An onslaught of bright, contagious colors surround you upon entering Nicolas Touron’s latest exhibit, “Play Ground,” at Stux Gallery. While the art and imagery are neatly contained in paintings and pop-outs, they also connote an explosion of thoughts and feelings reminiscent of any childhood. I expect little connection between my upbringing and the French-born artist, but as I dove into his deeply nostalgic paintings I found familiar images that I thought I’d never see again (such as igloos composed of sugar cubes).
LEAVE YOUR CHILDREN AT HOME

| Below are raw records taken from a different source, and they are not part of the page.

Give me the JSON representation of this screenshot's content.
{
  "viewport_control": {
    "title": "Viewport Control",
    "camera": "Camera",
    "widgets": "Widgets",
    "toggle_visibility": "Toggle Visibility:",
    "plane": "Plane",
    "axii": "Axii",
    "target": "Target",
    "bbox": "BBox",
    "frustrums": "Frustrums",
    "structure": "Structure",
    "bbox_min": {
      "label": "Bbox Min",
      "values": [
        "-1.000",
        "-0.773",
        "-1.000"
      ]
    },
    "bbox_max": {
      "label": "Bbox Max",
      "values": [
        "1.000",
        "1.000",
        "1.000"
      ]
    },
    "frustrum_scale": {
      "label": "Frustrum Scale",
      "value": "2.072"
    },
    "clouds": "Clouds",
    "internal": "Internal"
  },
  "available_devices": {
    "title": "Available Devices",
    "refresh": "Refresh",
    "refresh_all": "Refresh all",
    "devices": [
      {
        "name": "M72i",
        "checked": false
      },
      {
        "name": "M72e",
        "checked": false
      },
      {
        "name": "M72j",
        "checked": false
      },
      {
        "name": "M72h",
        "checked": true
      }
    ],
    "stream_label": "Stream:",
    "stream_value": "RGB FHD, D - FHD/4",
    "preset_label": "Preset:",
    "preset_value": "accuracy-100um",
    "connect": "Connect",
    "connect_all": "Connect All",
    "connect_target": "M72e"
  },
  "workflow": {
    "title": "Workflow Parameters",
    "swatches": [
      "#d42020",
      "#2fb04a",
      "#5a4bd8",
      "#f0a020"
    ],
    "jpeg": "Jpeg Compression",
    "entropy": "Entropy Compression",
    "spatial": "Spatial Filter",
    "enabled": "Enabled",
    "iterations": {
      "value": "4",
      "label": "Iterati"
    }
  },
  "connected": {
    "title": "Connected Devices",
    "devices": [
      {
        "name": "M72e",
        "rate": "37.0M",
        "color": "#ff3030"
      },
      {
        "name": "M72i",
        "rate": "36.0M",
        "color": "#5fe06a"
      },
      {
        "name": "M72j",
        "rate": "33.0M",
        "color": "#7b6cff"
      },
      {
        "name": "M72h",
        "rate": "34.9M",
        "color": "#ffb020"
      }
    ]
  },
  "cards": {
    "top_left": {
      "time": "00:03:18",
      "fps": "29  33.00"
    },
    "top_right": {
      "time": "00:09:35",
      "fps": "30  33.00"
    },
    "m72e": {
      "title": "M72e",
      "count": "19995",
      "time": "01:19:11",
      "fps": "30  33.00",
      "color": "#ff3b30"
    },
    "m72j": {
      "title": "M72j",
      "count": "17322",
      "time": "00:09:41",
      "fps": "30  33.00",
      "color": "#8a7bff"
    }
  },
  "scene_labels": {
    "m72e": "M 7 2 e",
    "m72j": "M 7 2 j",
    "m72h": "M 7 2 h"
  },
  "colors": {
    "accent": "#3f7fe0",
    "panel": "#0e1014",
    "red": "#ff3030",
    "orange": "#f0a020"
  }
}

With only a quick first glance, Touron’s paintings seem very childlike and innocent, but as I looked closer I noticed dark and disturbing subject matter tearing through on almost every occasion. One of the paintings depicts a black and white chess board (innocent enough, right?), but lying lifelessly on nearly every tile is a corpse in a body bag labeled “U.S.” Now the social and political implications of this scene are virtually endless; however, what’s clear is that this is not a child’s game anymore: there’s something much larger at risk. Another painting displays a small scene of homicidal penguins.
Touron’s artwork on display at Stux Gallery. Photo: Courtesy of the Gallery
While Touron’s paintings are embedded with subtle hints of violence and shocking reality, they are so deeply enshrouded in these childlike and nostalgic images that the cartoonish brutality is barely even noticeable. Just like a “Where’s Waldo” picture book, I was really forced to search for the violence in each painting and was sometimes hard-pressed to find it. These scenes of hidden hostility are exactly what lead me to believe there’s a strong subtext implanted within the exhibit’s title, “Play Ground.” Instead of using the more colloquial word “playground” that’s largely associated with children’s playgrounds, Touron decides to break it up into two words; this both literally and metaphorically tears through the childish setting to expose the ugly truth underneath.
The paintings themselves are richly colored with a flurry of carnival pastels and shades that border luminescence; they are also quite sizeable at times making the detail both stunning and intricate. Each painting is so full of nostalgic imagery that it takes a while to digest. However, the most dominant visual theme throughout many of Touron’s pieces are these twirling, swirling, sponge-like columns that look more like trees from a Dr. Seuss book than anything else. They make me miss first grade.
- Stux Gallery – Nicolas Touron “Play Ground” – January 24, 2013 – February 23 2013, Tues – Sat: 10am – 6pm [Price range of atworks around $4,000]
Article Written by Eric Rydin